A small food producer is hoping to highlight the “great baking tradition in Northern Ireland” with a themed biscuit.

Iconic Biscuits, based in Lisburn, Co Antrim, has created a hexagonal shaped sweet treat reflecting tourist landmark the Giant’s Causeway.

Made from locally sourced butter, honey and whiskey, the product will debut next month and has been developed to address a gap in the market for a distinctive Northern Ireland biscuit in the tourism and hospitality sectors, director Michael Thompson said.

“All the complimentary biscuits used by hotels here are either from England or Scotland,” he explained.
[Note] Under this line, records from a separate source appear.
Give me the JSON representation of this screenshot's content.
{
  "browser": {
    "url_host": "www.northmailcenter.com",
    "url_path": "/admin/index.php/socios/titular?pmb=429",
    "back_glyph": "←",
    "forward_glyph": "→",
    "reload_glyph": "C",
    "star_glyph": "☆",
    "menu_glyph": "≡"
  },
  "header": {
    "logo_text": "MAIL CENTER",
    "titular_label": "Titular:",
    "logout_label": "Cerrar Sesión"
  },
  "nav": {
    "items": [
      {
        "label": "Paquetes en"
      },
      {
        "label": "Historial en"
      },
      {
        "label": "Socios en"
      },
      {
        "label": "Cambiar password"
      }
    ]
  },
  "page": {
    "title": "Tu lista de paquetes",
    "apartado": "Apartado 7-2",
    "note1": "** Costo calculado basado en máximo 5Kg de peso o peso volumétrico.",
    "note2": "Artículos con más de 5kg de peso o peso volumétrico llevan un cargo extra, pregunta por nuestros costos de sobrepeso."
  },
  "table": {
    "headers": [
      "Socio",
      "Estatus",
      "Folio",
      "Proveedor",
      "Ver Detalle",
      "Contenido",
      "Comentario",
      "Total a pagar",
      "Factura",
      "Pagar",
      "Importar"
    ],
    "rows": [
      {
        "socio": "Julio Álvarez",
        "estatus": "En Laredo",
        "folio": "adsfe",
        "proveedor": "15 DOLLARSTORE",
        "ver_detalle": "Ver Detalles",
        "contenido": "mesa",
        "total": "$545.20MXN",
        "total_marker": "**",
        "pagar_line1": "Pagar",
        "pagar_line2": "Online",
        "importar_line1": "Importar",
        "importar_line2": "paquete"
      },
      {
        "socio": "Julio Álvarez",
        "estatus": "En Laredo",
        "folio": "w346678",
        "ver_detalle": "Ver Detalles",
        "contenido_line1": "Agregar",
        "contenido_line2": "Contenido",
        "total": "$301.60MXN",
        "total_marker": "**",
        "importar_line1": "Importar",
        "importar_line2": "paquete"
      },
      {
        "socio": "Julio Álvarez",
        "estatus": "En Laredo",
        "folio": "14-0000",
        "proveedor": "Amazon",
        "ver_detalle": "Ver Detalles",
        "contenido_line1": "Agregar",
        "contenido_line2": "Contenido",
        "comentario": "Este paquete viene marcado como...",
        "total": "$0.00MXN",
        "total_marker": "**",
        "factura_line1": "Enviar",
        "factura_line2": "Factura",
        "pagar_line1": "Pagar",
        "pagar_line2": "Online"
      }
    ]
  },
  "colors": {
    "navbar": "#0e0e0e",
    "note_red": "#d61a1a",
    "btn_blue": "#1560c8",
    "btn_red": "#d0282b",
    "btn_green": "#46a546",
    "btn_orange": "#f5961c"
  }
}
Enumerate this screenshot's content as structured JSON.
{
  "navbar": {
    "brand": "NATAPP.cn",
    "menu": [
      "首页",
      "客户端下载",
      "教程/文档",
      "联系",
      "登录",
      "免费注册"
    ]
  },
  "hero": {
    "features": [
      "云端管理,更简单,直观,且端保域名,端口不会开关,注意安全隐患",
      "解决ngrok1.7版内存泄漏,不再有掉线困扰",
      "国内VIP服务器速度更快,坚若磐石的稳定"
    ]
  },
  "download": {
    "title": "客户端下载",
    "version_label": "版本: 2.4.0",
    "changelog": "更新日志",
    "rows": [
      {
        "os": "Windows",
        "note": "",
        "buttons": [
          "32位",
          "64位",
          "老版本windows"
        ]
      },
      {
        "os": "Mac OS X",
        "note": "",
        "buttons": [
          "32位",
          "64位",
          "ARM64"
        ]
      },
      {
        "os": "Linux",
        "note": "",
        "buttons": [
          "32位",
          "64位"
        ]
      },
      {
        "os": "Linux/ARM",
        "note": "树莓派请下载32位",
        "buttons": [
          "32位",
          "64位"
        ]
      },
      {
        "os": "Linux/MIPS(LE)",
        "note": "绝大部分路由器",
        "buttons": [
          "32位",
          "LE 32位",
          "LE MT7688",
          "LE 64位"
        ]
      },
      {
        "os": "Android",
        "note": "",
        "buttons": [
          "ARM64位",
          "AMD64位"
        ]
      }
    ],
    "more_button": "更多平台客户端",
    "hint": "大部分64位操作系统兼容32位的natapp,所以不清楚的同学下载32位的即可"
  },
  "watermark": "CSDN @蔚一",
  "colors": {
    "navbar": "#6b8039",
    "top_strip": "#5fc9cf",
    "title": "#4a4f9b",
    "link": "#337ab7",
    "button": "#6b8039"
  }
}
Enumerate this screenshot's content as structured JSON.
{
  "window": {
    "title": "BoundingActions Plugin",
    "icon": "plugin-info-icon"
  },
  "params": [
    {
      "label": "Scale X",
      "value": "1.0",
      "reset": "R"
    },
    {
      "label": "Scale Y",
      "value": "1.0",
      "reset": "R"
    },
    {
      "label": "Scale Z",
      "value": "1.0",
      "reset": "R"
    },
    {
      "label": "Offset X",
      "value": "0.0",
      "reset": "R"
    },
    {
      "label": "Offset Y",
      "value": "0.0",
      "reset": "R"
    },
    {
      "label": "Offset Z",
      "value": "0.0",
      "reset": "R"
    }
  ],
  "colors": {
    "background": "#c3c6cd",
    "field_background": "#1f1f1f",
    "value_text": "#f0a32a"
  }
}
“Scottish shortbreads, for example, are featured in rooms in hotels and guest houses. Even the shop in the Giant’s Causeway in Co Antrim sells shortbreads made with English clotted cream, featuring an image of the Causeway.

“I’ve nothing whatsoever against these biscuits - their quality and taste are good. But it seemed to me that we’ve a great baking tradition in Northern Ireland and could be doing more to showcase this.”

Local bakery Yellow Door, based in Portadown, Co Armagh, will make the biscuits on behalf of Thompson, a food marketing professional by trade, who is also baking small batches in his home kitchen.

A second biscuit is also in development and should be ready for production by Christmas, Thompson added.

"I want visitors to Northern Ireland to have an opportunity to savour genuine flavours of Northern Ireland, such as grass-fed butter, Antrim honey and whiskey, along with tea or coffee in their rooms and other facilities in their hotels, guest houses and B&Bs.

“I think the hospitality sector here should be offering more locally branded food. We need to be showcasing our excellent produce at every opportunity and particularly on menus to tourists and other visitors. More distinctive Northern Ireland-branded foods are essential to enable us to build on the success of the recent Year of Food and Drink."

Yellow Door Bakery recently partnered with craft brewery Pokertree Brewing of Carrickmore to create a new beer from sourdough yeast.